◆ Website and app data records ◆
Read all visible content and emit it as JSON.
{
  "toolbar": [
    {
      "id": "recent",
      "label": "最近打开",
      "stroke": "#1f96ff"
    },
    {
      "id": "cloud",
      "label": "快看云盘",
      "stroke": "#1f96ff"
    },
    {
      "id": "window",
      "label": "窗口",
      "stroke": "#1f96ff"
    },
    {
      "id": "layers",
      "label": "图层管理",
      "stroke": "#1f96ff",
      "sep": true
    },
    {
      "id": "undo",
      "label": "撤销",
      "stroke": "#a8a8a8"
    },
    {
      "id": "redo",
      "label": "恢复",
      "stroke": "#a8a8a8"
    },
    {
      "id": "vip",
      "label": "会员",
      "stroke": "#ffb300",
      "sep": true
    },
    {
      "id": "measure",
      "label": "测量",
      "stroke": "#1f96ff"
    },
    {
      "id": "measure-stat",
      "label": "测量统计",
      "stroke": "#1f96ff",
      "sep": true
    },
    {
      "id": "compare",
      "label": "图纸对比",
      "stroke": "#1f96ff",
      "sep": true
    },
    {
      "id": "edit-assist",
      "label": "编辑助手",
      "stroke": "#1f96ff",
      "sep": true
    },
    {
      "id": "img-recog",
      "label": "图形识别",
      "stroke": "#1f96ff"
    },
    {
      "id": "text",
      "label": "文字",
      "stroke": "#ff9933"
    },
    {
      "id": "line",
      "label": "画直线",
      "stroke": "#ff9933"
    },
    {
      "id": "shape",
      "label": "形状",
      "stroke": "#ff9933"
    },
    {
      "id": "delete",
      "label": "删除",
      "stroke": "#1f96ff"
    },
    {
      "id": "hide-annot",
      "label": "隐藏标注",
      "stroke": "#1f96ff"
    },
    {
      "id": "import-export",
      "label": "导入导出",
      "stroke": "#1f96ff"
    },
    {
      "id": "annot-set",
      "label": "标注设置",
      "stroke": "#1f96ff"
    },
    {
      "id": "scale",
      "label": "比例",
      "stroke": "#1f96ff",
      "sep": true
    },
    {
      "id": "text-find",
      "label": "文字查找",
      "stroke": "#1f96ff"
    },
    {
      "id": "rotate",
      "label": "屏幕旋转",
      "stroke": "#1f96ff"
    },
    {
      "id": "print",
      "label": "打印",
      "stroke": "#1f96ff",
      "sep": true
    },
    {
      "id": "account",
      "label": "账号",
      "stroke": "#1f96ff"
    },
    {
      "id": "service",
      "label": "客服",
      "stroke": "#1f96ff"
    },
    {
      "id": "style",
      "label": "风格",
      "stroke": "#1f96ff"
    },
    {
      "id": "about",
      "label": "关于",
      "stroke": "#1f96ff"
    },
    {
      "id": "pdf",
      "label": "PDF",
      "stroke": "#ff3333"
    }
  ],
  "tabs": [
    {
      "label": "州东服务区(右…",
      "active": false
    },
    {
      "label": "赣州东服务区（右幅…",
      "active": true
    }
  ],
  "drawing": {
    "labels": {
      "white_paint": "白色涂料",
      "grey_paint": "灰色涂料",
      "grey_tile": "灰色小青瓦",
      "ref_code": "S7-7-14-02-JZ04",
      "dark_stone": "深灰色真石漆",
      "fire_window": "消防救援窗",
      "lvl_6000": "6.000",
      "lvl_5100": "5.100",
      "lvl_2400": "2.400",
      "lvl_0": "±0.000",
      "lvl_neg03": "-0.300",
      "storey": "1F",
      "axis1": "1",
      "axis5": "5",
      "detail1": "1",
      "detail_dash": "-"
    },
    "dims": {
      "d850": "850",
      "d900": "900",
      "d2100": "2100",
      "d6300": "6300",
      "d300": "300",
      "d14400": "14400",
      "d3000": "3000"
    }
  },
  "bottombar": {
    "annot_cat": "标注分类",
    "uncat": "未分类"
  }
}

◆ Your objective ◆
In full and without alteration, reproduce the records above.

◆ Problem solution ◆
Read all visible content and emit it as JSON.
{
  "toolbar": [
    {
      "id": "recent",
      "label": "最近打开",
      "stroke": "#1f96ff"
    },
    {
      "id": "cloud",
      "label": "快看云盘",
      "stroke": "#1f96ff"
    },
    {
      "id": "window",
      "label": "窗口",
      "stroke": "#1f96ff"
    },
    {
      "id": "layers",
      "label": "图层管理",
      "stroke": "#1f96ff",
      "sep": true
    },
    {
      "id": "undo",
      "label": "撤销",
      "stroke": "#a8a8a8"
    },
    {
      "id": "redo",
      "label": "恢复",
      "stroke": "#a8a8a8"
    },
    {
      "id": "vip",
      "label": "会员",
      "stroke": "#ffb300",
      "sep": true
    },
    {
      "id": "measure",
      "label": "测量",
      "stroke": "#1f96ff"
    },
    {
      "id": "measure-stat",
      "label": "测量统计",
      "stroke": "#1f96ff",
      "sep": true
    },
    {
      "id": "compare",
      "label": "图纸对比",
      "stroke": "#1f96ff",
      "sep": true
    },
    {
      "id": "edit-assist",
      "label": "编辑助手",
      "stroke": "#1f96ff",
      "sep": true
    },
    {
      "id": "img-recog",
      "label": "图形识别",
      "stroke": "#1f96ff"
    },
    {
      "id": "text",
      "label": "文字",
      "stroke": "#ff9933"
    },
    {
      "id": "line",
      "label": "画直线",
      "stroke": "#ff9933"
    },
    {
      "id": "shape",
      "label": "形状",
      "stroke": "#ff9933"
    },
    {
      "id": "delete",
      "label": "删除",
      "stroke": "#1f96ff"
    },
    {
      "id": "hide-annot",
      "label": "隐藏标注",
      "stroke": "#1f96ff"
    },
    {
      "id": "import-export",
      "label": "导入导出",
      "stroke": "#1f96ff"
    },
    {
      "id": "annot-set",
      "label": "标注设置",
      "stroke": "#1f96ff"
    },
    {
      "id": "scale",
      "label": "比例",
      "stroke": "#1f96ff",
      "sep": true
    },
    {
      "id": "text-find",
      "label": "文字查找",
      "stroke": "#1f96ff"
    },
    {
      "id": "rotate",
      "label": "屏幕旋转",
      "stroke": "#1f96ff"
    },
    {
      "id": "print",
      "label": "打印",
      "stroke": "#1f96ff",
      "sep": true
    },
    {
      "id": "account",
      "label": "账号",
      "stroke": "#1f96ff"
    },
    {
      "id": "service",
      "label": "客服",
      "stroke": "#1f96ff"
    },
    {
      "id": "style",
      "label": "风格",
      "stroke": "#1f96ff"
    },
    {
      "id": "about",
      "label": "关于",
      "stroke": "#1f96ff"
    },
    {
      "id": "pdf",
      "label": "PDF",
      "stroke": "#ff3333"
    }
  ],
  "tabs": [
    {
      "label": "州东服务区(右…",
      "active": false
    },
    {
      "label": "赣州东服务区（右幅…",
      "active": true
    }
  ],
  "drawing": {
    "labels": {
      "white_paint": "白色涂料",
      "grey_paint": "灰色涂料",
      "grey_tile": "灰色小青瓦",
      "ref_code": "S7-7-14-02-JZ04",
      "dark_stone": "深灰色真石漆",
      "fire_window": "消防救援窗",
      "lvl_6000": "6.000",
      "lvl_5100": "5.100",
      "lvl_2400": "2.400",
      "lvl_0": "±0.000",
      "lvl_neg03": "-0.300",
      "storey": "1F",
      "axis1": "1",
      "axis5": "5",
      "detail1": "1",
      "detail_dash": "-"
    },
    "dims": {
      "d850": "850",
      "d900": "900",
      "d2100": "2100",
      "d6300": "6300",
      "d300": "300",
      "d14400": "14400",
      "d3000": "3000"
    }
  },
  "bottombar": {
    "annot_cat": "标注分类",
    "uncat": "未分类"
  }
}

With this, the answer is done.